Carbohydrates have gotten a bad rap, which is rather unfortunate considering they are important to most aspects of life, and are found in most foods. This article will address what carbs are, and how, where and why to cut back on them to reach or maintain a healthy weight.
The Meaning of carbs
“Carbohydrate”, often abbreviated as “carb” is a chemistry term for any molecule made up of Carbon, Hydrogen, and Oxygen. There are a lot of different carbohydrates that are regularly found in the average diet, which the body uses for fuel. The most infamous – and in some unfortunate cases, the most common – is sugar.
Sugars are the easiest carbohydrates for the body to break down, meaning that it yields the most energy in the shortest amount of time, and when the body has more energy than it needs, or when energy is produced faster than it can be used, the body stores that energy. The body stores this energy as adipose tissue, or “fat”, which is why so many diets call for the reduction, or even elimination of carbs.
The problem with eliminating carbs is that carbs don’t only come from refined and processed sugar, like in sweets. Carbs also make up grains, like in breads and pastas which are important sources of fiber and even some other nutrients if the grains are whole, but more on that later.
Where do carbs come from?
A lot of “crash” diets involve completely eliminating carbs, which leads the body to use up stored energy – fat – because no new energy is coming in. These diets can lead to rapid and drastic weight loss for many people on the short term, but when the body burns fat for fuel it can lead to the blood becoming acidic, making these diets dangerous for some people on the long-term, and people who do not have serious weight problems but begin one of these diets can do serious damage to their bodies.
For a diet to be successful on the long-term it should also incorporate some kind of exercise, and increasing the amount of activity while drastically increasing the amount of energy that is taken in through diet can have additional negative effects. If the body doesn’t get enough energy through diet, it will often enter a crisis mode and start to store what energy it does take in, as well as reducing the rate at which it uses energy, which can make losing weight even more difficult.

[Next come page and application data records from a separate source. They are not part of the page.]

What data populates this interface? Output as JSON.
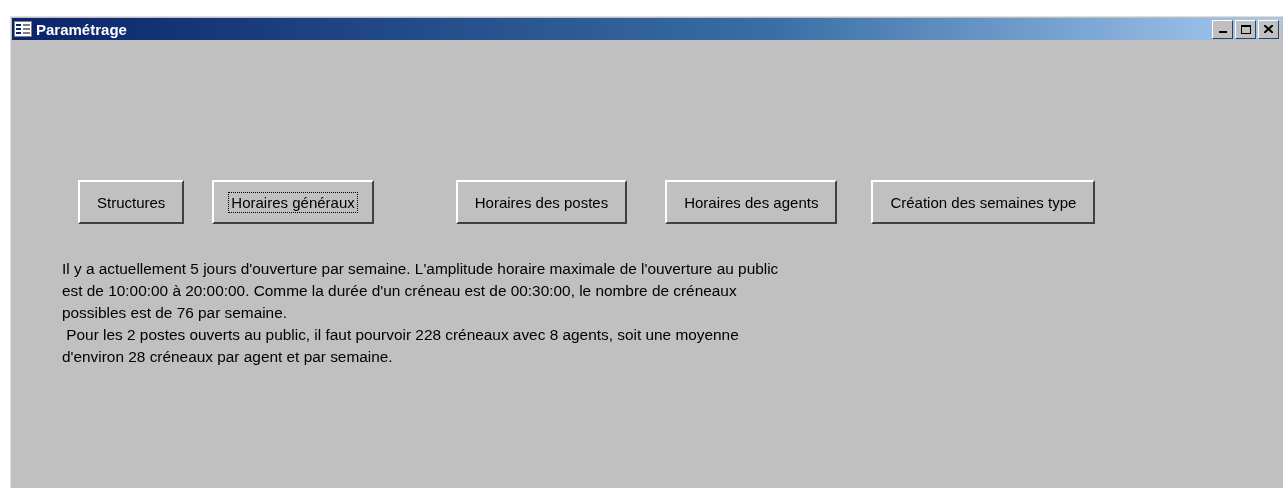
{
  "window": {
    "title": "Paramétrage"
  },
  "buttons": [
    {
      "label": "Structures",
      "focused": false
    },
    {
      "label": "Horaires généraux",
      "focused": true
    },
    {
      "label": "Horaires des postes",
      "focused": false
    },
    {
      "label": "Horaires des agents",
      "focused": false
    },
    {
      "label": "Création des semaines type",
      "focused": false
    }
  ],
  "info_paragraphs": [
    {
      "lines": [
        "Il y a actuellement 5 jours d'ouverture par semaine. L'amplitude horaire maximale de l'ouverture au public",
        "est de 10:00:00 à 20:00:00. Comme la durée d'un créneau est de 00:30:00, le nombre de créneaux",
        "possibles est de 76 par semaine."
      ]
    },
    {
      "lines": [
        " Pour les 2 postes ouverts au public, il faut pourvoir 228 créneaux avec 8 agents, soit une moyenne",
        "d'environ 28 créneaux par agent et par semaine."
      ]
    }
  ]
}
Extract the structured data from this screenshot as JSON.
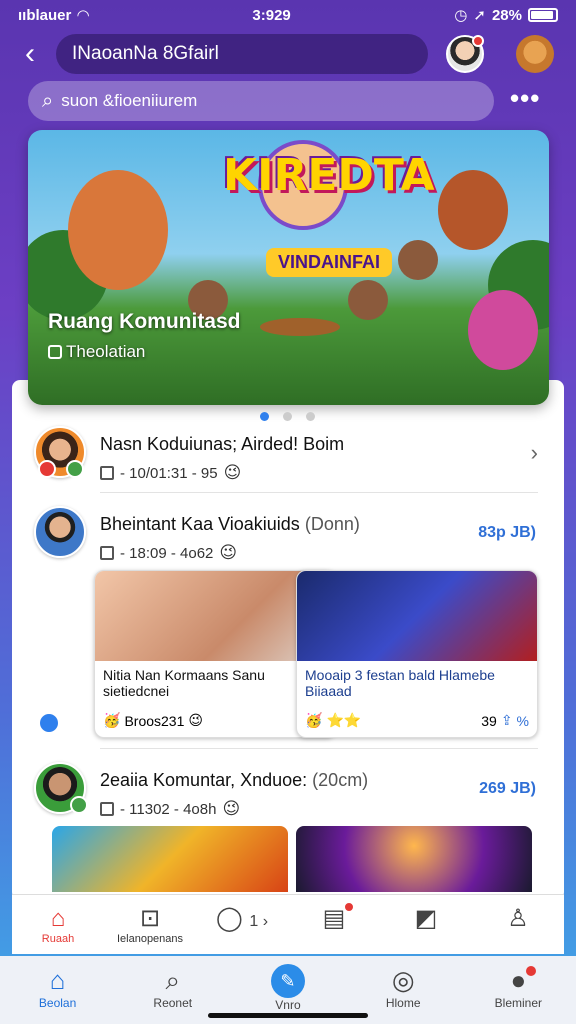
{
  "status_bar": {
    "carrier": "ııblauer",
    "time": "3:929",
    "battery": "28%"
  },
  "topbar": {
    "title": "INaoanNa 8Gfairl"
  },
  "search": {
    "placeholder": "suon &fioeniiurem"
  },
  "hero": {
    "art_title": "KIREDTA",
    "art_subtitle": "VINDAINFAI",
    "title": "Ruang Komunitasd",
    "subtitle": "Theolatian"
  },
  "posts": [
    {
      "name": "Nasn Koduiunas; Airded! Boim",
      "meta": "- 10/01:31 - 95",
      "smiley": "😉"
    },
    {
      "name": "Bheintant Kaa Vioakiuids",
      "duration": "(Donn)",
      "meta": "- 18:09 - 4o62",
      "smiley": "😉",
      "count": "83p JB)",
      "cards": [
        {
          "text": "Nitia Nan Kormaans Sanu sietiedcnei",
          "footer_text": "Broos231",
          "smiley_left": "🥳",
          "smiley_right": "😉"
        },
        {
          "text": "Mooaip 3 festan bald Hlamebe Biiaaad",
          "footer_text": "39",
          "stars": "⭐⭐",
          "smiley_left": "🥳",
          "share_count": "%"
        }
      ]
    },
    {
      "name": "2eaiia Komuntar, Xnduoe:",
      "duration": "(20cm)",
      "meta": "- 11302 - 4o8h",
      "smiley": "😉",
      "count": "269 JB)"
    }
  ],
  "bottom_bar_top": {
    "items": [
      {
        "label": "Ruaah",
        "icon": "home-icon"
      },
      {
        "label": "Ielanopenans",
        "icon": "grid-icon"
      },
      {
        "label": "1 ›",
        "icon": "chat-bubble-icon"
      },
      {
        "label": "",
        "icon": "calendar-icon"
      },
      {
        "label": "",
        "icon": "image-icon"
      },
      {
        "label": "",
        "icon": "person-icon"
      }
    ]
  },
  "bottom_bar": {
    "items": [
      {
        "label": "Beolan",
        "icon": "home-icon"
      },
      {
        "label": "Reonet",
        "icon": "search-icon"
      },
      {
        "label": "Vnro",
        "icon": "create-icon"
      },
      {
        "label": "Hlome",
        "icon": "compass-icon"
      },
      {
        "label": "Bleminer",
        "icon": "profile-icon"
      }
    ]
  },
  "colors": {
    "accent": "#2f6fd6",
    "active_red": "#e53935",
    "background_top": "#5a35b0",
    "background_bottom": "#3fa9e8"
  }
}
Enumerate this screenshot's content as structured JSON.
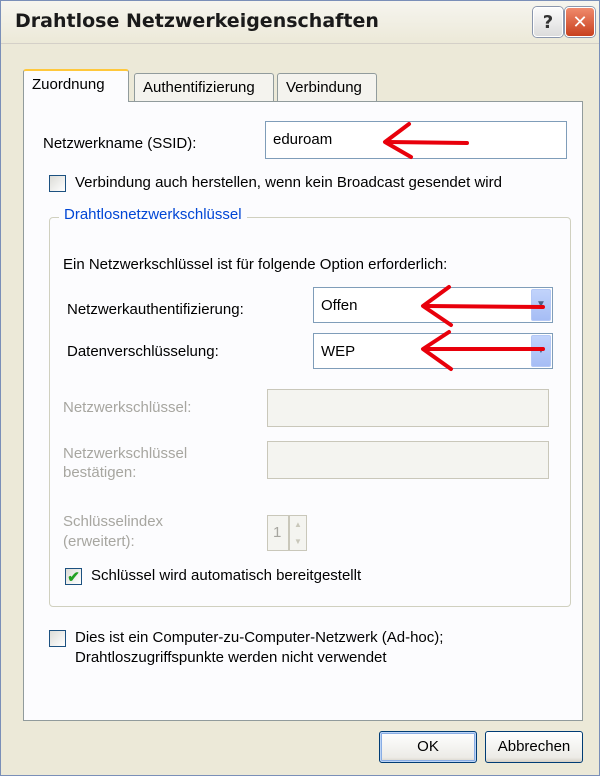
{
  "window": {
    "title": "Drahtlose Netzwerkeigenschaften",
    "help_glyph": "?",
    "close_glyph": "✕"
  },
  "tabs": [
    {
      "label": "Zuordnung",
      "active": true
    },
    {
      "label": "Authentifizierung",
      "active": false
    },
    {
      "label": "Verbindung",
      "active": false
    }
  ],
  "ssid": {
    "label": "Netzwerkname (SSID):",
    "value": "eduroam"
  },
  "no_broadcast": {
    "label": "Verbindung auch herstellen, wenn kein Broadcast gesendet wird",
    "checked": false
  },
  "key_group": {
    "title": "Drahtlosnetzwerkschlüssel",
    "intro": "Ein Netzwerkschlüssel ist für folgende Option erforderlich:",
    "auth": {
      "label": "Netzwerkauthentifizierung:",
      "value": "Offen"
    },
    "encryption": {
      "label": "Datenverschlüsselung:",
      "value": "WEP"
    },
    "key": {
      "label": "Netzwerkschlüssel:",
      "value": ""
    },
    "key_confirm": {
      "label_line1": "Netzwerkschlüssel",
      "label_line2": "bestätigen:",
      "value": ""
    },
    "key_index": {
      "label_line1": "Schlüsselindex",
      "label_line2": "(erweitert):",
      "value": "1"
    },
    "auto_key": {
      "label": "Schlüssel wird automatisch bereitgestellt",
      "checked": true
    }
  },
  "adhoc": {
    "label_line1": "Dies ist ein Computer-zu-Computer-Netzwerk (Ad-hoc);",
    "label_line2": "Drahtloszugriffspunkte werden nicht verwendet",
    "checked": false
  },
  "buttons": {
    "ok": "OK",
    "cancel": "Abbrechen"
  },
  "colors": {
    "accent_arrow": "#e8000b",
    "group_title": "#0046d5",
    "tab_highlight": "#ffc83c"
  },
  "icons": {
    "checkmark": "✔",
    "dropdown": "▼",
    "spin_up": "▲",
    "spin_down": "▼"
  }
}
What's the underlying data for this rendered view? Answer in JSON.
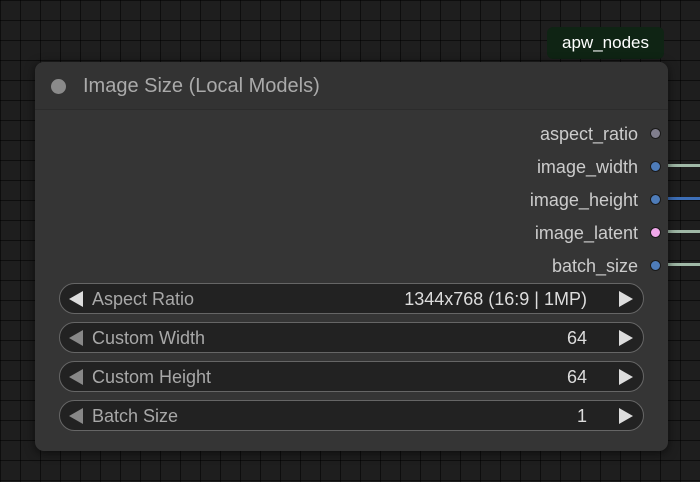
{
  "badge": {
    "label": "apw_nodes",
    "color": "#0f2414"
  },
  "node": {
    "title": "Image Size (Local Models)",
    "outputs": [
      {
        "label": "aspect_ratio",
        "slot_color": "#7f7d8c",
        "connected": false,
        "link_color": ""
      },
      {
        "label": "image_width",
        "slot_color": "#4e7cb9",
        "connected": true,
        "link_color": "#9fb8a6"
      },
      {
        "label": "image_height",
        "slot_color": "#4e7cb9",
        "connected": true,
        "link_color": "#3d6fb8"
      },
      {
        "label": "image_latent",
        "slot_color": "#f0a8ea",
        "connected": true,
        "link_color": "#9fb8a6"
      },
      {
        "label": "batch_size",
        "slot_color": "#4e7cb9",
        "connected": true,
        "link_color": "#9fb8a6"
      }
    ],
    "widgets": [
      {
        "label": "Aspect Ratio",
        "value": "1344x768 (16:9 | 1MP)",
        "left_enabled": true
      },
      {
        "label": "Custom Width",
        "value": "64",
        "left_enabled": false
      },
      {
        "label": "Custom Height",
        "value": "64",
        "left_enabled": false
      },
      {
        "label": "Batch Size",
        "value": "1",
        "left_enabled": false
      }
    ]
  }
}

What is often easier – and healthier – is watching where carbs come from, and what kind are being consumed. Carbs are generally split into two groups: simple carbs that provide a lot of energy very quickly, and complex carbs that provide a lot of energy very slowly. Complex carbs take longer for the body to use partially because they are made up of more complex molecules which take the body longer to digest, but also because they usually carry along other important nutrients with them. Things that are very high in simple carbohydrates often provide little else, while things that are high in complex carbs often carry vitamins, minerals, and fiber.
Many common foods like breads and pastas and cereals contain wheats and other grains, which are sources of carbohydrates, but grains and wheats, like carbs themselves, come in different varieties, and telling them apart and knowing which one to look for can help change the nutrient level and carbohydrate level without changing what kinds of foods are in the diet.
How to eat carbs without eating those carbs
Wheats and other grains like corn are made up of three main parts, a tough outer shell that provides mainly fiber, a softer inner portion that provides mostly energy, and a smaller inner-most piece that contains lots of vitamins and minerals. A grain can be milled to varying degrees, which changes its texture and color. Many of the carbs in the average western diet come from “processed grains” that have the outer-most layer – the fiber – and the inner-most layer – the vitamins and minerals – removed. This leaves a softer and fluffier material that is basically nothing but carbs. When the entire grain is included it is called a “whole” grain.
This is the difference between white and wheat bread. White bread is lighter and fluffier than wheat bread because wheat bread still contains the harder outer shell and the harder inner piece of the grain. Processed grains are also often bleached to make them whiter for things like cakes that wouldn’t look as tasty if they were brown.
Because processed grains lack the vitamins and nutrients that are stripped from them, products made with refined grains are often – but not always – “fortified” with vitamins and minerals that are added artificially. This sometimes even includes fiber. Because refined grains are broken down more quickly in the body they can behave more like simple carbs than whole grains.
Because many people are becoming more interested in their health, many foods like breads, cereals, and pastas, can now be purchased made with whole grain. Breads and cereals, however, can be rather dubious in that they can be made with whole grain, but often include a large amount of added sugar, so it can be important to check the ingredients list on these items. Some dieticians have suggested not buying anything that lists sugar in the first three ingredients.
The healthy sugar
There is one source of simple carbs that no diet should be without, however. Many diets that describe the reduction or elimination of carbohydrates include elimination of fruits because fruits are high in sugars. The sugars found in fruits aren’t quite the same as the refined sugars discussed above, but they are still a source of simple carbs. Fruits, however, are also good sources of fiber, antioxidants, vitamins, and minerals.
When cutting carbs by getting cereals without added sugar, or getting plain yogurt instead of yogurts with artificial flavors and sweeteners, consider replacing that sugar with some fruit. Adding berries or slices of bananas to these otherwise bland foods can be a healthier way to make them sweater and more flavorful without adding empty carbs.